Today the U.S. Senate held a vote on reinstating Net Neutrality protections that is currently scheduled by the FCC to be repealed in June 2018. With a vote of 52 for keeping Net Neutrality and 47 against, the Senate has, for now, been able to prevent the repeal of the Net Neutrality rules.
In order to force this vote, the Democrats used the Congressional Review Act, or CRA, which enables Congress to repeal federal rules and regulations issued by government agencies using a simple majority vote rather than the normal 60 vote requirement.
With all of the Democrats voting Yes to reinstate Net Neutrality, and Senator John McCain currently battling illness, only one Republican needed to cross party lines in order to pass the vote. Senator Susan Collins had already indicated that she would be voting with the Democrats, but Senator Lisa Murkowski and Senator Joe Kennedy also voted Yes. This brought the final vote to 52 Yea for reinstating Net Neutrality versus 47 for repealing.
This is a huge moment for those who feel that Net Neutrality rules are necessary to keep the Internet a fair and level playing field. Many feel that if Net Neutrality rules are repealed, nothing would stop broadband providers from creating inequality in the speed of Internet access or could allow providers to censor sites.

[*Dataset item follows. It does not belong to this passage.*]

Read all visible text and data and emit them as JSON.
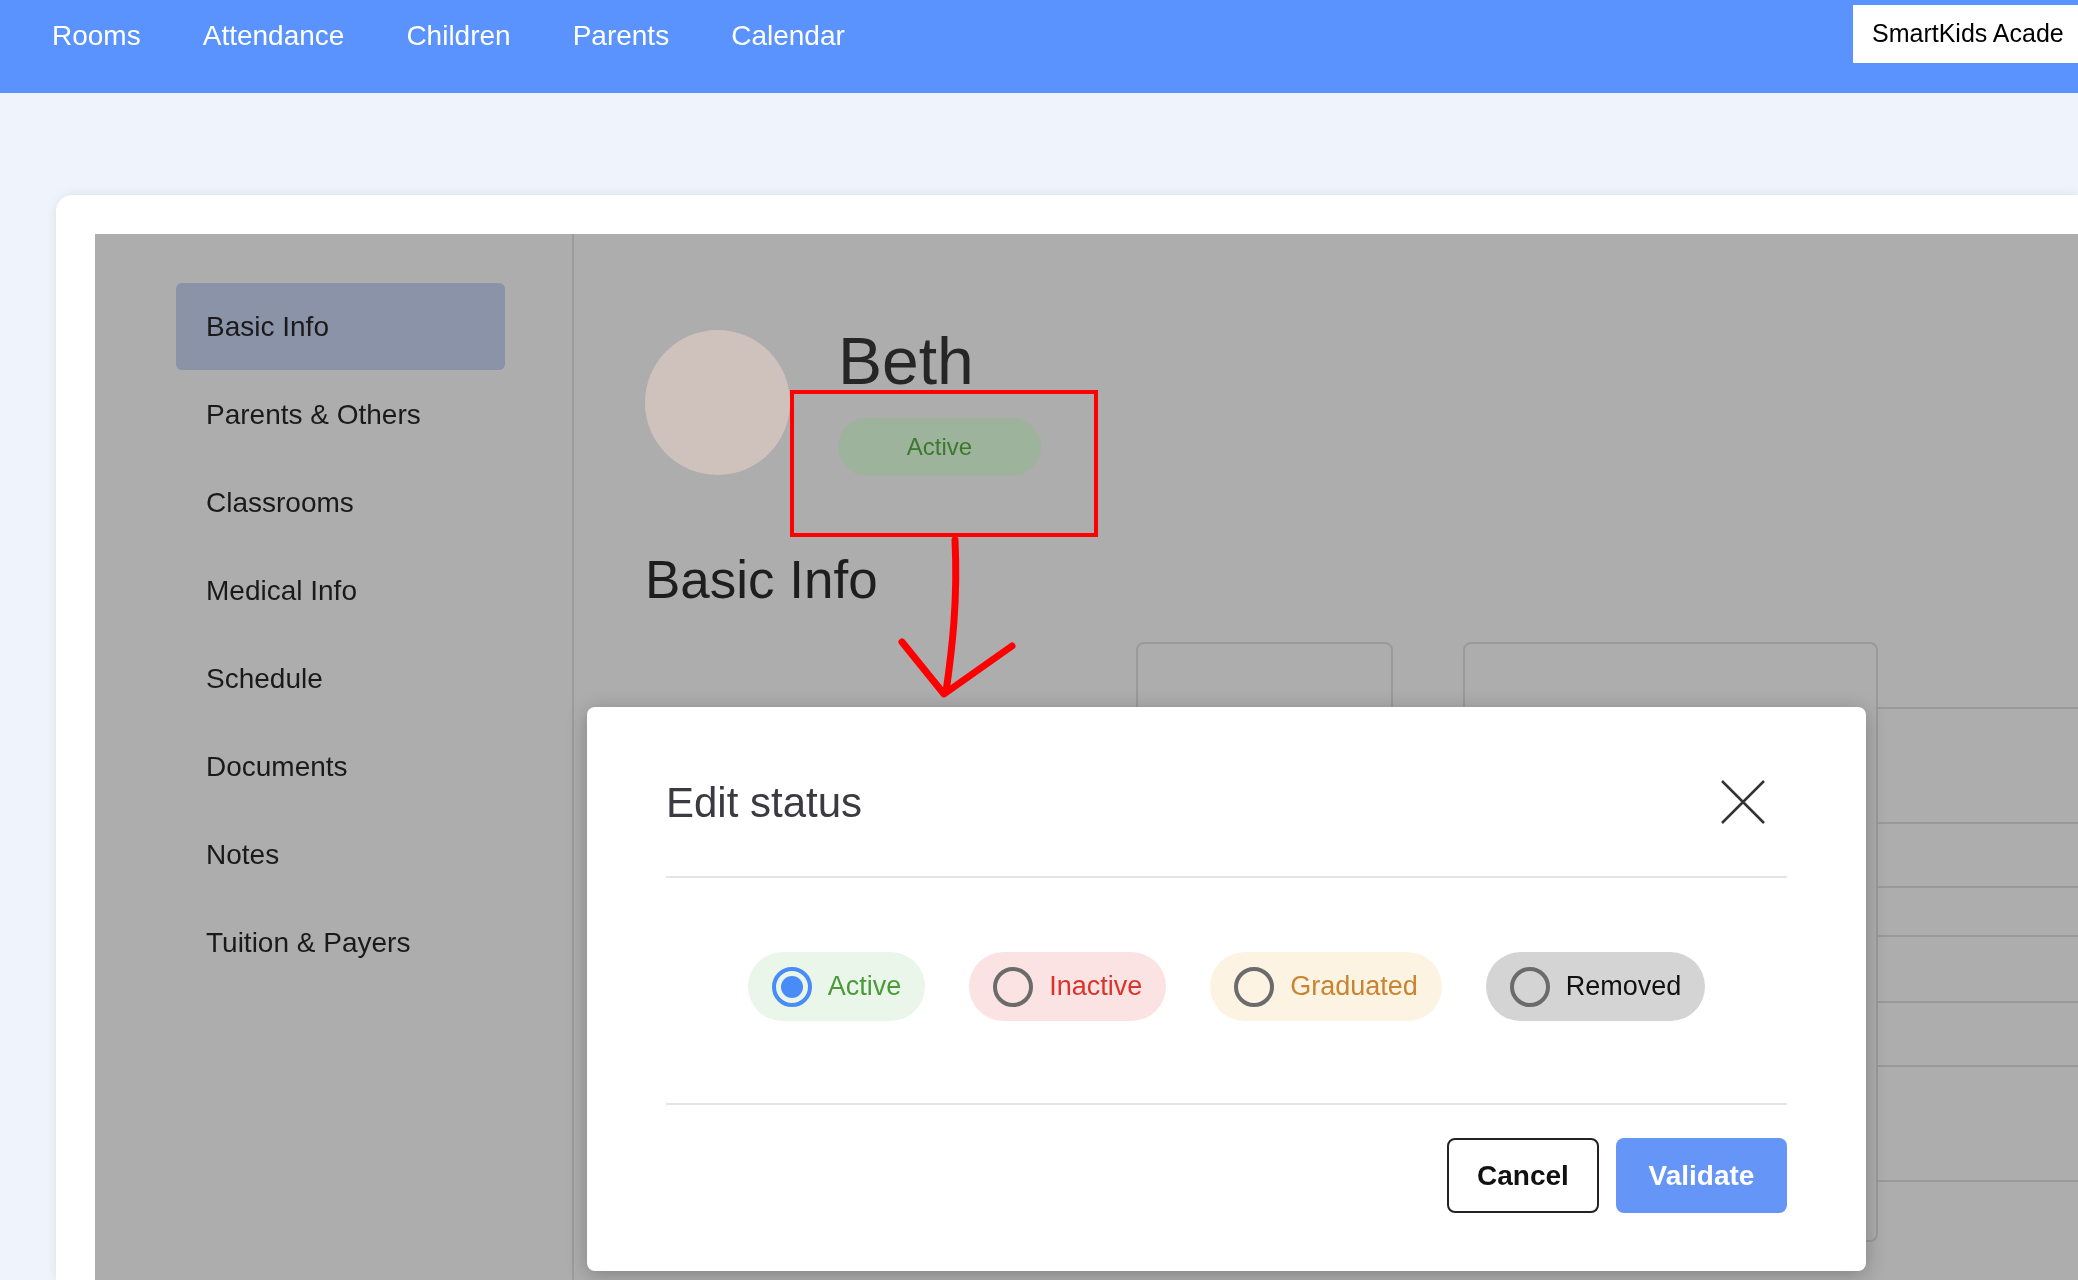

The reinstatement of Net Neutrality still has a long way to go as it now needs to go before the House of Representatives. With the House currently Republican controlled, it will be a very difficult, if not insurmountable, task to pass it in the House as well.